Farrington says she was intrigued by “the unexplainable” as a teenager, but she soon stopped exploring the paranormal out of fear. A few years ago she dove back into the subject when a now-defunct ghost-hunting organization offered a course similar to the one CMPI now teaches. She is no longer afraid. “The most common misconception people have is that ghosts are all evil,” Farrington says. “They have a ghost in their house, and they think they have to get rid of it. But most ghosts are just trying to get attention. They may have a message for someone, or they’re just confused.”
The CMPI team is composed of five ghost hunters, who investigate disturbances in people’s homes and lead monthly cemetery tours.
Skeptical? “That’s good,” says Farrington, “you should be.” Most of her students come to class as curious skeptics, too. “They usually end up changing their minds,” she says. — Virginia M. Wright
Untitled Pothole #3
A subversive photography competition aims to fix Maine’s roads.

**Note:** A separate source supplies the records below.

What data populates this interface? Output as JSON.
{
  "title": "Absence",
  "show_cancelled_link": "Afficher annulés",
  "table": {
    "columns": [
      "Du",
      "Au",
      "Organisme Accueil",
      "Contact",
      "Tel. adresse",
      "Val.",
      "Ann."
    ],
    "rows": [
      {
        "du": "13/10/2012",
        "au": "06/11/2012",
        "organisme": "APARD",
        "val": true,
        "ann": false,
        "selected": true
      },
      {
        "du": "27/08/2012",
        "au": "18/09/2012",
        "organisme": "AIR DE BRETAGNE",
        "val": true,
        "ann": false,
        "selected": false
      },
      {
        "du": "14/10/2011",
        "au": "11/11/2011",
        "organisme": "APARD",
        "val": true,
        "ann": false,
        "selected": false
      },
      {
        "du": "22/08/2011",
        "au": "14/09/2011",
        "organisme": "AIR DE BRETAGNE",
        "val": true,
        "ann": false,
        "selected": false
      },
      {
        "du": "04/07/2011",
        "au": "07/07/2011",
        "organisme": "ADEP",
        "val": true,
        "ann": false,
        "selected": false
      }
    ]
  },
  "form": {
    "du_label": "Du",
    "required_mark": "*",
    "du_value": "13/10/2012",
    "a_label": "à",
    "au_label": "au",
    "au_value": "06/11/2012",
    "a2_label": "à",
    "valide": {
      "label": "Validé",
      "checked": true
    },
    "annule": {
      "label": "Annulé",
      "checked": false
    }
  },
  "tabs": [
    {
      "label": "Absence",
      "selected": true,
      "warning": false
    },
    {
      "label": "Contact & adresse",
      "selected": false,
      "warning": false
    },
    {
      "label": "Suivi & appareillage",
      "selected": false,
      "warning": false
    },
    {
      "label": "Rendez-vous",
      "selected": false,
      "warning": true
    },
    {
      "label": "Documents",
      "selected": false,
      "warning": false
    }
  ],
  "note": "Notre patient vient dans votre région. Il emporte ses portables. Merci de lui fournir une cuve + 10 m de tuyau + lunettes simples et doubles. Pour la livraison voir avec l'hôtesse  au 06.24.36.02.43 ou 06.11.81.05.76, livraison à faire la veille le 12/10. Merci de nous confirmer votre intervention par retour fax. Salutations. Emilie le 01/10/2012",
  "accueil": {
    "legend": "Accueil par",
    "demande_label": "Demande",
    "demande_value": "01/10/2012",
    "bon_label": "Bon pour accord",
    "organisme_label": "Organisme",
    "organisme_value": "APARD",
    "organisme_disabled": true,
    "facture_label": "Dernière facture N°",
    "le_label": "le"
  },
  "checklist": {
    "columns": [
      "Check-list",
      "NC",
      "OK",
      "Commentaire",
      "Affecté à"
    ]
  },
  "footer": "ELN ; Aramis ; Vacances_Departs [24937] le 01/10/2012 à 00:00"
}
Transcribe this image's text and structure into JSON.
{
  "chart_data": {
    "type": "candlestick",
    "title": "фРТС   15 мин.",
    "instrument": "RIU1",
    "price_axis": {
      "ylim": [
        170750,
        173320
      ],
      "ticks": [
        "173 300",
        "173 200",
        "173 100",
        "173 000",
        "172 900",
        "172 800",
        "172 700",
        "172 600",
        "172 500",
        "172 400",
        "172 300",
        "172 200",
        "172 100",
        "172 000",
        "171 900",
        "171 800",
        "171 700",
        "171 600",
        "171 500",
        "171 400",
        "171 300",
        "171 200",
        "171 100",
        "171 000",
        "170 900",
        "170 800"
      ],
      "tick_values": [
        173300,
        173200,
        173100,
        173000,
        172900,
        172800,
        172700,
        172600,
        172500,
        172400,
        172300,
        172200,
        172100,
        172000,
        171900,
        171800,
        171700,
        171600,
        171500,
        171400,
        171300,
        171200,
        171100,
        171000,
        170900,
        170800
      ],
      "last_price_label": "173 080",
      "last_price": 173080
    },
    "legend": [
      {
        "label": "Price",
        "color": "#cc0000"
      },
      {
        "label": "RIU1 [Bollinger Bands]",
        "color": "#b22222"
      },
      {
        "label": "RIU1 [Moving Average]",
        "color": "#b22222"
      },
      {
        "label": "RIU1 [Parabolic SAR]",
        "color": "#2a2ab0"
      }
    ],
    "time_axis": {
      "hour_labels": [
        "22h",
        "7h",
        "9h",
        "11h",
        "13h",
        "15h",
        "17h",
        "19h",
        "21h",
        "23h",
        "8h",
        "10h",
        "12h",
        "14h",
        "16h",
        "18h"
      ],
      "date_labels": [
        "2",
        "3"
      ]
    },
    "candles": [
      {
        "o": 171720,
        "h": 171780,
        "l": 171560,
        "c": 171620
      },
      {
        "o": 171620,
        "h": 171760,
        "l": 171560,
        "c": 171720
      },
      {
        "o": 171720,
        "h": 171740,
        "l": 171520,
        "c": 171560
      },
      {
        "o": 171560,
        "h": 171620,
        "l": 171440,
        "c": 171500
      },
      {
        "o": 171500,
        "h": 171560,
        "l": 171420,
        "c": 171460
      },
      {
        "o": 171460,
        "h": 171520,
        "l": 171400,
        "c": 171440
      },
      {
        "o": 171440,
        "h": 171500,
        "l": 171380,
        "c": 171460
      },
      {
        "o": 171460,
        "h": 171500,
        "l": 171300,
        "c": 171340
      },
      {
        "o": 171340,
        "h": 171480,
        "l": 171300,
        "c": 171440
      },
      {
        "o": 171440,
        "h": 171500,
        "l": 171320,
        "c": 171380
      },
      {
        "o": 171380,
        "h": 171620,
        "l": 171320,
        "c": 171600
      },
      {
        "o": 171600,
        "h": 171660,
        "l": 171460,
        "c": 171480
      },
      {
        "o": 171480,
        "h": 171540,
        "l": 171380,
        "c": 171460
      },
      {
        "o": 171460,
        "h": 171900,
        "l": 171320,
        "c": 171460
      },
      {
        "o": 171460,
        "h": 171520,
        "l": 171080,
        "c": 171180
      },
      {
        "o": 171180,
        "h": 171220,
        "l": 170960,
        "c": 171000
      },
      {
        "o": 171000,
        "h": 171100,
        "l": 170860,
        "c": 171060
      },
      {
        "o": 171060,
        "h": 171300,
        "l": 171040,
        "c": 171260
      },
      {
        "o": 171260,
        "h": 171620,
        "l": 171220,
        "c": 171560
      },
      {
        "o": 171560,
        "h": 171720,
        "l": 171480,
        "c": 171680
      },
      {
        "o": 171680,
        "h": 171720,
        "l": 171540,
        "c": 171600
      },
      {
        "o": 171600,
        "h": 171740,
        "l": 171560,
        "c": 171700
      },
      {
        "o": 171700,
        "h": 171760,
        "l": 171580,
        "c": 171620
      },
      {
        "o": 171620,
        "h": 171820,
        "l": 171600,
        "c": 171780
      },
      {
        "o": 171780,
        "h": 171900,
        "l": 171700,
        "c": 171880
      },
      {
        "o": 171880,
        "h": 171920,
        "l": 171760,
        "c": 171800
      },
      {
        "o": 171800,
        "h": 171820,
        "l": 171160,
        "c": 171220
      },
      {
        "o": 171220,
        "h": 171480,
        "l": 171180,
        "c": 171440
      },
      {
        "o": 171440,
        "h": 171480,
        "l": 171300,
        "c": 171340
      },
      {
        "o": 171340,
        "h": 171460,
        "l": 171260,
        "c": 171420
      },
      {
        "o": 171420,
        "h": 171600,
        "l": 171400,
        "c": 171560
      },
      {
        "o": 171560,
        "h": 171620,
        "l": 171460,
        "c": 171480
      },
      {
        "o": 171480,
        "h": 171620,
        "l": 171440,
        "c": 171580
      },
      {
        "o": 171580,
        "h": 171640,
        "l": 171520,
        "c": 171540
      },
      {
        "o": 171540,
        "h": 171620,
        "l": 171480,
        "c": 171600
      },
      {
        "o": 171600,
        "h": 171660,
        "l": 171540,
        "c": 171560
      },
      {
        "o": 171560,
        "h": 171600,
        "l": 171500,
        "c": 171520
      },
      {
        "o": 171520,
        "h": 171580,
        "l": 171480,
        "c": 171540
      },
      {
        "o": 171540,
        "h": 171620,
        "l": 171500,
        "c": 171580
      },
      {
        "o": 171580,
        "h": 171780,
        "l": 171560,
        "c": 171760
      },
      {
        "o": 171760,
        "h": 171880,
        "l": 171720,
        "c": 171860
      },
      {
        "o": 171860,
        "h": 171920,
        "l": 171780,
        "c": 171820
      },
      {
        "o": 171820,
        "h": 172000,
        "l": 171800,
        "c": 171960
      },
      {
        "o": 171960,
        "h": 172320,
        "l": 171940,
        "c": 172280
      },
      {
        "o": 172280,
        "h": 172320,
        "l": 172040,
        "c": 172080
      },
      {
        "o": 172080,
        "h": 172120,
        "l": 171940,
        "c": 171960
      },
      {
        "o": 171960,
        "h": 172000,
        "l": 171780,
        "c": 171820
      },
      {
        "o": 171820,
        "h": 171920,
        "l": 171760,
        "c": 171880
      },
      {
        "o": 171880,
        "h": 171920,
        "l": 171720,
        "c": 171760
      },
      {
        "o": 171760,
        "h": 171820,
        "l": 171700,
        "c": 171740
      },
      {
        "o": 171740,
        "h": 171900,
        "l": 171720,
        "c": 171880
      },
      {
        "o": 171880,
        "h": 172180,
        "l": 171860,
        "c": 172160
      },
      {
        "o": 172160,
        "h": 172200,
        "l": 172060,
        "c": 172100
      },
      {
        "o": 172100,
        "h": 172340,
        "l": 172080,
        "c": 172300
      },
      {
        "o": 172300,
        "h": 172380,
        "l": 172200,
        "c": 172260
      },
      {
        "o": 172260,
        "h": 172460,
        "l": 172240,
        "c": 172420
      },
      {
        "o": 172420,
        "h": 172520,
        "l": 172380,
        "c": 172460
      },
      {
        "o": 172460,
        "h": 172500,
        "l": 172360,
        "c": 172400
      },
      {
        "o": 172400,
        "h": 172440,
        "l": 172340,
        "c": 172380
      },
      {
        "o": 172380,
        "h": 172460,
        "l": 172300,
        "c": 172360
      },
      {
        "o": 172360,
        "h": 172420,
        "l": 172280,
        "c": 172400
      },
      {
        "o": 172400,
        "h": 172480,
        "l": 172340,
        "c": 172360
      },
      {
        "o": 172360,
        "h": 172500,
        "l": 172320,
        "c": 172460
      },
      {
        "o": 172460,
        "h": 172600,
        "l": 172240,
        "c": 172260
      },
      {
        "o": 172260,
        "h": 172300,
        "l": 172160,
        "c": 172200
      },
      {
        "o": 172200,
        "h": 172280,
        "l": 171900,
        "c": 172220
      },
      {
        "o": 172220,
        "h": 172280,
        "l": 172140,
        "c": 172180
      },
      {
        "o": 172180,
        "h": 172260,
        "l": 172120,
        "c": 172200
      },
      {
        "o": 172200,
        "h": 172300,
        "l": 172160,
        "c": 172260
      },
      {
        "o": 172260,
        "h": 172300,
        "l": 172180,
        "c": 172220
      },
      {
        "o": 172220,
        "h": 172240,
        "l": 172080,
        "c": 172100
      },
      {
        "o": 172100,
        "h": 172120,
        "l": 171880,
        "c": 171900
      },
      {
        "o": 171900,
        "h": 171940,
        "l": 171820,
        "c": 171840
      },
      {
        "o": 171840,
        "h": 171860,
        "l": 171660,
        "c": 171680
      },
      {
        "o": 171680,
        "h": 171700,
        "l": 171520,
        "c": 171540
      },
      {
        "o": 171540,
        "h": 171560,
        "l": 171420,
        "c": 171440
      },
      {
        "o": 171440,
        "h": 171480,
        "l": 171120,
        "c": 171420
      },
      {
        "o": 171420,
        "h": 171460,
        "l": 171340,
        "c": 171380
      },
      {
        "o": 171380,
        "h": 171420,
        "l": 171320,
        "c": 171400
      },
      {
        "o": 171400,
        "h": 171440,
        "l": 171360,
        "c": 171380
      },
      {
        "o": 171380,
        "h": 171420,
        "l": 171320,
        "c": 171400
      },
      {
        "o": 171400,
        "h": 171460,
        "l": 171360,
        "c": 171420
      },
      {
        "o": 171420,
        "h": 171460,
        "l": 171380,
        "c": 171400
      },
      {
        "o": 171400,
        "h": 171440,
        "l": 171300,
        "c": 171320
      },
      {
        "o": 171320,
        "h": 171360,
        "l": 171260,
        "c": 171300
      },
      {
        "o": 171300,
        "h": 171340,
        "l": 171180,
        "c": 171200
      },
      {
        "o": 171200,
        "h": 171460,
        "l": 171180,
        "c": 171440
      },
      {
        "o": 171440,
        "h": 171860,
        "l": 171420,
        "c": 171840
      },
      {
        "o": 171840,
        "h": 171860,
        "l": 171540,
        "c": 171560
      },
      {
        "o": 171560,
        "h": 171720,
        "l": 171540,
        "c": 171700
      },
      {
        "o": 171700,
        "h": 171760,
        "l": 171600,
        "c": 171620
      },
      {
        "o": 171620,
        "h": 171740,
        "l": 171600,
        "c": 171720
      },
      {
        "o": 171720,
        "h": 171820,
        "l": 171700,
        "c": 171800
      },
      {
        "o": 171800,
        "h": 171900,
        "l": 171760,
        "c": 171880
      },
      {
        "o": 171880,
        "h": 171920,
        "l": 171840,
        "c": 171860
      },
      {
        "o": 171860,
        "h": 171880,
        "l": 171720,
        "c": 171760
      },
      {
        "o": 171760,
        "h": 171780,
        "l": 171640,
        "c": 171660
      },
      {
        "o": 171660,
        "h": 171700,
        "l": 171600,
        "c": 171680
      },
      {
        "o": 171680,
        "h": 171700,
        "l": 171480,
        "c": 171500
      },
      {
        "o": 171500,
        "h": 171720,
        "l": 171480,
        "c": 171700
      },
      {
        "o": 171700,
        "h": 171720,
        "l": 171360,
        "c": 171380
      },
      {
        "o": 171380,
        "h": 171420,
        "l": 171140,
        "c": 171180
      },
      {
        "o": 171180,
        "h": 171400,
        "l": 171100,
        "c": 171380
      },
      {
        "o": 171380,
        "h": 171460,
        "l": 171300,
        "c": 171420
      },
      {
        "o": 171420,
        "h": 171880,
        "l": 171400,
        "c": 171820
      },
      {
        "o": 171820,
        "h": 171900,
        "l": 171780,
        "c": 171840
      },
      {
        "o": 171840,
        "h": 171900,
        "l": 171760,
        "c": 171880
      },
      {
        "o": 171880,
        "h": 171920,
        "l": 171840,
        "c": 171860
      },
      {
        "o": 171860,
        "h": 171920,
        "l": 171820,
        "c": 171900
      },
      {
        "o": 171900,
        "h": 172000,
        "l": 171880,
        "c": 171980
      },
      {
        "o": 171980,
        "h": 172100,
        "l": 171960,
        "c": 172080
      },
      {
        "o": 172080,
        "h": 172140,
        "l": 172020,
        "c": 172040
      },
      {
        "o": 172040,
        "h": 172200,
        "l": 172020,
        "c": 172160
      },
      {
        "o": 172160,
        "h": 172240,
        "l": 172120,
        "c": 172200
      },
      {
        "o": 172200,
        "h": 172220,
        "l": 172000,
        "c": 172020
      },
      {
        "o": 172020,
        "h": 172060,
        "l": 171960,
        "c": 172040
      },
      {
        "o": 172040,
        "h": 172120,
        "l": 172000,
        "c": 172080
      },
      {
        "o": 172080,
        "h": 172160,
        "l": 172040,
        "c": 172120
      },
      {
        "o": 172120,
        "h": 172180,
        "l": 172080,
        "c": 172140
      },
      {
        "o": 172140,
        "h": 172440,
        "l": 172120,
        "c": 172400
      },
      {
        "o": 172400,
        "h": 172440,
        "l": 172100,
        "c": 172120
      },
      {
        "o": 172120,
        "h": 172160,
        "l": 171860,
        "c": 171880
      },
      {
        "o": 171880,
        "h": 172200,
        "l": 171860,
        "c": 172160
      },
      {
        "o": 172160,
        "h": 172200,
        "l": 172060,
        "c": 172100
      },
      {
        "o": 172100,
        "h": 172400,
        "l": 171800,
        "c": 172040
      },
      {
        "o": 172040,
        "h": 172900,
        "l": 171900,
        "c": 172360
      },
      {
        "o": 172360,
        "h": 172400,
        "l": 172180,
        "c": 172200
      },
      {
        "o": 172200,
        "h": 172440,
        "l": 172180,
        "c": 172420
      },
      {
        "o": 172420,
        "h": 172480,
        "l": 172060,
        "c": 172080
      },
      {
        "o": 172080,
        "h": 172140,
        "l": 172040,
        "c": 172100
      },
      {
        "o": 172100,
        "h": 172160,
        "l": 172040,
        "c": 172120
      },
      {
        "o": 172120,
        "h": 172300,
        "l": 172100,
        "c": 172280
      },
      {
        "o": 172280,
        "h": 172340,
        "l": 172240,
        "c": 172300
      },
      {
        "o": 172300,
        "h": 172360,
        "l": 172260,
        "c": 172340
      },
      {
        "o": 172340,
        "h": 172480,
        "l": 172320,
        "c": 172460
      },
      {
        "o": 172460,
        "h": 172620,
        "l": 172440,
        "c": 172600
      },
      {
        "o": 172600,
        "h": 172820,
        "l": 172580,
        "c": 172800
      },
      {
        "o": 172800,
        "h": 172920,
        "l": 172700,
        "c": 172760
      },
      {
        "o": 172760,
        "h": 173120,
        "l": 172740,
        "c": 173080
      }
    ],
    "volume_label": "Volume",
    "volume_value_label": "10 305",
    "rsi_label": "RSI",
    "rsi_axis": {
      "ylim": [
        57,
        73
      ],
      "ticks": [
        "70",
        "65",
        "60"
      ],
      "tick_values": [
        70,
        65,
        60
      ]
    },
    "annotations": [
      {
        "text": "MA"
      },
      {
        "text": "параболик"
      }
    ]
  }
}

A contest that searches out the best Maine photos typically yields images of the rocky coastline, sunsets over mountain peaks, beaches, and serene lakes. Rarely do you see a frost heave. The Maine Better Transportation Association (MBTA), however, has turned the concept of a photography contest on its head with its Fix Maine Roads competition. The advocacy group, which works toward increasing funding for the state’s various transportation networks, asks citizens to submit photos of Maine in decay, an infrastructure on the brink, and depictions of a helpless society with nowhere to turn — but mostly it’s just looking for photos of potholes.
“We wanted to raise awareness about a study that shows how bad roads affect a citizens’ pocketbooks,” says Maria Fuentes, executive director of the MBTA “So we decided to start a contest to see what the worst road is.” For the past three years, between April and mid-May, Mainers have taken photos of the disrepair of local roads and uploaded them to either the MBTA Web site (mbtaonline.org) or the Fix Maine Roads Facebook page. Board members then review the photos and award the person who captures the worst-looking road with $250.
The 2010 winner, Martha Roland, photographed Route 219 from Turner to Leeds. She focused on a complex estuary of cracks and the waves of uneven pavement as it stretches down the road. Another entry depicts a toy school bus teetering on the edge of a pothole.
“We take for granted that the roads we travel on and the bridges we cross are always going to be okay,” says Fuentes. “We’re trying to get people thinking about how much they depend on their road, how they have to take their kids to daycare on these roads twice a day. ” Like great artists, the MBTA is trying to effect political change through thought-provoking pieces — even if they are just amateur photos of fractured pavement. — Will Bleakley